Recounting a single moment or memory from those nine months is impossible, having no interest in my duties it was only a means to an end. So when a week passes like the one we just had I appreciate all the more the events and experiences that no doubt I and the guests will recount for years to come. Stories at the guide cabin can go back years, recounting in intricate detail individual fish, flies, guests, et cetera.

Guiding late into the evening at Kau Tapen Lodge can be very special, referred to by many as the “magic hour” your guiding takes on a whole new perspective; as the light fades your senses change from visual to acoustic. You find yourself in an almost trance-like state gazing into the darkness, head tilted slightly, and ear intently cocked for any telltale sounds of action. To the trained ear it’s possible to discern a good cast for a bad one. Instruction at this hour is futile, so as a guide you persistently want to hear the running line tap the reel, closely followed by a deft plop as the fly lands close to the far bank. Fishing close to the surface the initial take is unmistakeable, a crisp surge of water churning, one must wait for the clutch on the reel to click before you can be sure of a solid hook set. An elated guest may also confirm the same with one of the many hook-up phrases such as “fish on”, “ oh ya baby”, etc. etc. The next matter of interest is the size of the specimen hooked, usually denoted by the splash following a jump. Once the reel begins to click for the second time it is time to call your charges to the bank while you dash for the net. Mr. Sean Clarke and Edward Evans were my guests on Wednesday evening when the late night orchestra started and the scene just described repeated itself three times before it was time to hit the road.
Our guests experienced the best week of the season so far and managed to hook into an impressive 229 trout of which 166 were landed. Some of the better sessions in terms of numbers included Ron Clark’s Tuesday total of 8 fish. At 77 years old, Ron, with a group of American friends William Stoney, William Alford, and Harvey Bender, reminisced on how they had met and times they had spent together in Alaska over a period of 12 years. The many valuable memories had fused together in what William Alford described as their “final hurrah”. William Bush and David Blazes, complete novices with the double-hander, slowly got to grips with the task at hand and each accounted for a total of 19 fish.

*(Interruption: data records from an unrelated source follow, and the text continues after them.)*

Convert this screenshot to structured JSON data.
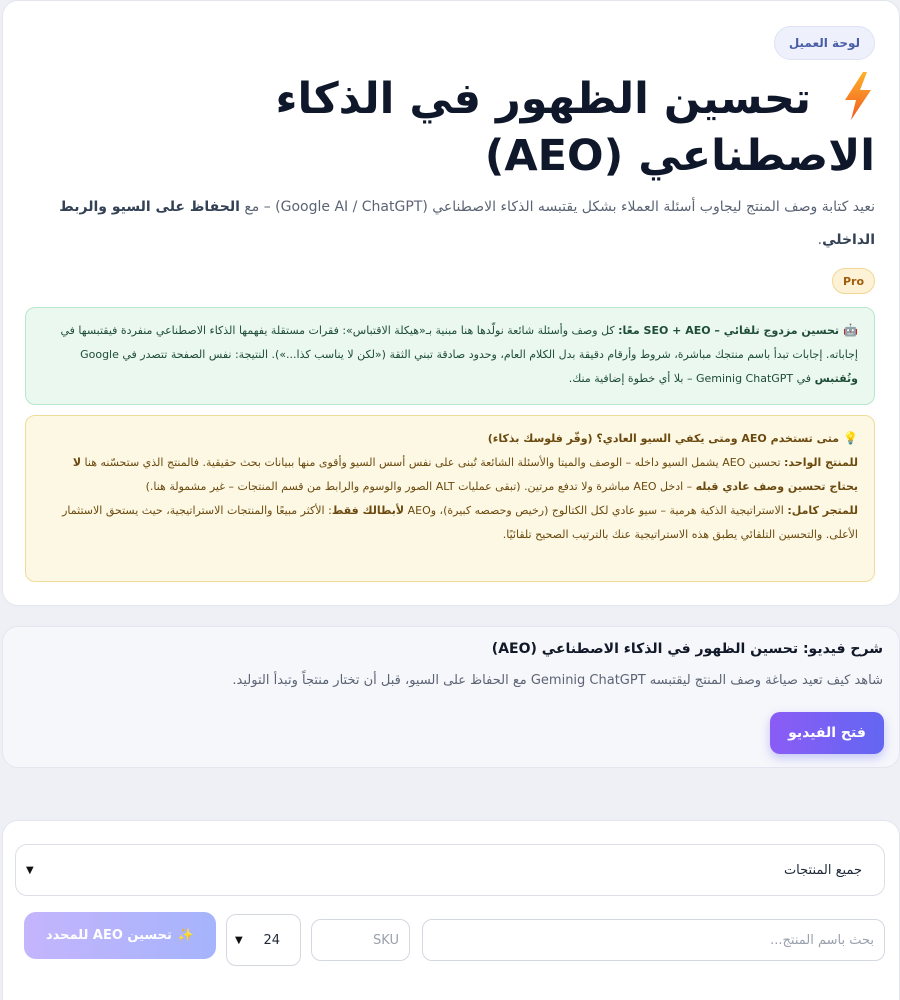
{
  "hero": {
    "crumb": "لوحة العميل",
    "title_icon": "lightning-icon",
    "title": "تحسين الظهور في الذكاء الاصطناعي (AEO)",
    "lead_text": "نعيد كتابة وصف المنتج ليجاوب أسئلة العملاء بشكل يقتبسه الذكاء الاصطناعي (Google AI / ChatGPT) – مع",
    "lead_bold": "الحفاظ على السيو والربط الداخلي",
    "lead_end": ".",
    "badge": "Pro"
  },
  "info_green": {
    "icon": "robot-icon",
    "head": "تحسين مزدوج تلقائي – SEO + AEO معًا:",
    "body1": "كل وصف وأسئلة شائعة نولّدها هنا مبنية بـ«هيكلة الاقتباس»: فقرات مستقلة يفهمها الذكاء الاصطناعي منفردة فيقتبسها في إجاباته. إجابات تبدأ باسم منتجك مباشرة، شروط وأرقام دقيقة بدل الكلام العام، وحدود صادقة تبني الثقة («لكن لا يناسب كذا...»). النتيجة: نفس الصفحة تتصدر في Google",
    "bold1": "وتُقتبس",
    "body2": "في Geminig ChatGPT – بلا أي خطوة إضافية منك."
  },
  "info_yellow": {
    "icon": "bulb-icon",
    "head": "متى تستخدم AEO ومتى يكفي السيو العادي؟ (وفّر فلوسك بذكاء)",
    "p1_label": "للمنتج الواحد:",
    "p1_text1": "تحسين AEO يشمل السيو داخله – الوصف والميتا والأسئلة الشائعة تُبنى على نفس أسس السيو وأقوى منها ببيانات بحث حقيقية. فالمنتج الذي ستحسّنه هنا",
    "p1_bold": "لا يحتاج تحسين وصف عادي قبله",
    "p1_text2": "– ادخل AEO مباشرة ولا تدفع مرتين. (تبقى عمليات ALT الصور والوسوم والرابط من قسم المنتجات – غير مشمولة هنا.)",
    "p2_label": "للمتجر كامل:",
    "p2_text1": "الاستراتيجية الذكية هرمية – سيو عادي لكل الكتالوج (رخيص وحصصه كبيرة)، وAEO",
    "p2_bold": "لأبطالك فقط",
    "p2_text2": ": الأكثر مبيعًا والمنتجات الاستراتيجية، حيث يستحق الاستثمار الأعلى. والتحسين التلقائي يطبق هذه الاستراتيجية عنك بالترتيب الصحيح تلقائيًا."
  },
  "video": {
    "title": "شرح فيديو: تحسين الظهور في الذكاء الاصطناعي (AEO)",
    "desc": "شاهد كيف تعيد صياغة وصف المنتج ليقتبسه Geminig ChatGPT مع الحفاظ على السيو، قبل أن تختار منتجاً وتبدأ التوليد.",
    "button": "فتح الفيديو"
  },
  "filters": {
    "category_selected": "جميع المنتجات",
    "search_placeholder": "بحث باسم المنتج...",
    "sku_placeholder": "SKU",
    "per_page": "24",
    "aeo_button": "تحسين AEO للمحدد",
    "aeo_icon": "sparkles-icon"
  }
}
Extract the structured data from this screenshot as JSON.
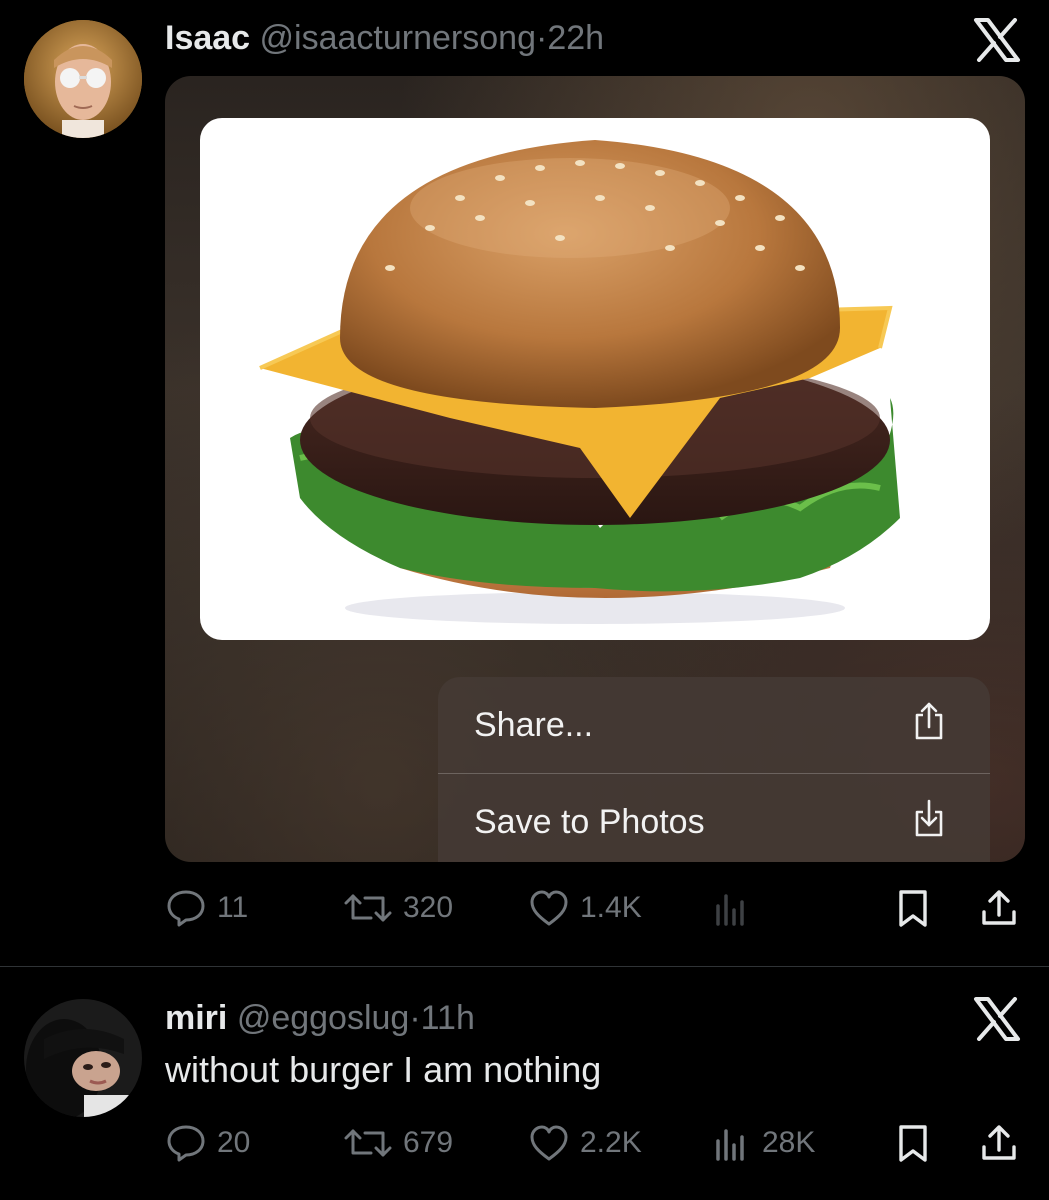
{
  "tweet1": {
    "name": "Isaac",
    "handle": "@isaacturnersong",
    "dot": "·",
    "time": "22h",
    "menu": {
      "share_label": "Share...",
      "save_label": "Save to Photos"
    },
    "stats": {
      "replies": "11",
      "reposts": "320",
      "likes": "1.4K",
      "views": ""
    }
  },
  "tweet2": {
    "name": "miri",
    "handle": "@eggoslug",
    "dot": "·",
    "time": "11h",
    "text": "without burger I am nothing",
    "stats": {
      "replies": "20",
      "reposts": "679",
      "likes": "2.2K",
      "views": "28K"
    }
  },
  "icons": {
    "reply": "reply-icon",
    "repost": "repost-icon",
    "like": "heart-icon",
    "views": "analytics-icon",
    "bookmark": "bookmark-icon",
    "share": "share-icon",
    "x_logo": "x-logo-icon"
  },
  "colors": {
    "background": "#000000",
    "primary_text": "#e7e9ea",
    "secondary_text": "#71767b",
    "menu_bg": "#443a34",
    "divider": "#2f3336"
  }
}
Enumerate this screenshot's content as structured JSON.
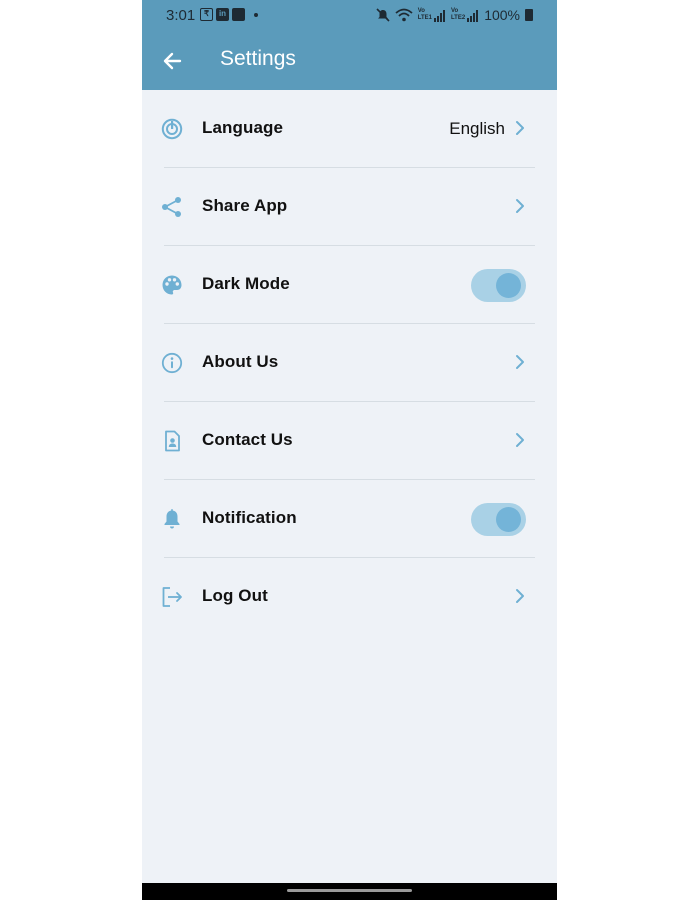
{
  "status_bar": {
    "time": "3:01",
    "left_icons": [
      "rupee-icon",
      "linkedin-icon",
      "briefcase-icon",
      "dot-icon"
    ],
    "right_icons": [
      "mute-icon",
      "wifi-icon",
      "lte1-signal-icon",
      "lte2-signal-icon",
      "battery-icon"
    ],
    "volte1": "Vo",
    "lte1": "LTE1",
    "volte2": "Vo",
    "lte2": "LTE2",
    "battery": "100%"
  },
  "app_bar": {
    "title": "Settings",
    "back_icon": "arrow-left-icon"
  },
  "colors": {
    "accent": "#5b9bbb",
    "icon": "#6fb0d3",
    "toggle_track": "#a9d1e6",
    "toggle_knob": "#74b4d8",
    "background": "#eef2f7"
  },
  "settings": [
    {
      "label": "Language",
      "icon": "language-icon",
      "value": "English",
      "control": "chevron"
    },
    {
      "label": "Share App",
      "icon": "share-icon",
      "control": "chevron"
    },
    {
      "label": "Dark Mode",
      "icon": "palette-icon",
      "control": "toggle",
      "enabled": true
    },
    {
      "label": "About Us",
      "icon": "info-icon",
      "control": "chevron"
    },
    {
      "label": "Contact Us",
      "icon": "contact-icon",
      "control": "chevron"
    },
    {
      "label": "Notification",
      "icon": "bell-icon",
      "control": "toggle",
      "enabled": true
    },
    {
      "label": "Log Out",
      "icon": "logout-icon",
      "control": "chevron"
    }
  ]
}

Our friend from Ponoi, Francois Bocard, made a welcome return to the Rio Grande after a 15 year absence. The Muirhead’s joined us from the UK: Linda a non-angler embraced the tranquillity of the lodge and got through an endless number of books as well as taking walks to and from the river while her husband Sandy got to work on the river. An astute angler, he finished the week as our top rod with a total of 24 fish and received a new Sage Methodsingle-handed rod for his efforts. Gary Crossley joined us for the second season in a row and said that his desire to catch the “Big One” was the main motivating factor for his return. Never one to panic, Gary’s patience paid off when he landed the biggest fish of the week on his last session—19 pounds.
With extremely high tides and a forecast of mainly overcast conditions through the beginning of next week, hopes are high that we can continue to produce some of the best memories possible for our guests. Those who left this week certainly have shedloads.

Total rod catch: 166 Total hooked: 229 Biggest: 19lbs Average weight: 7lbs Regards

—Matthew Solon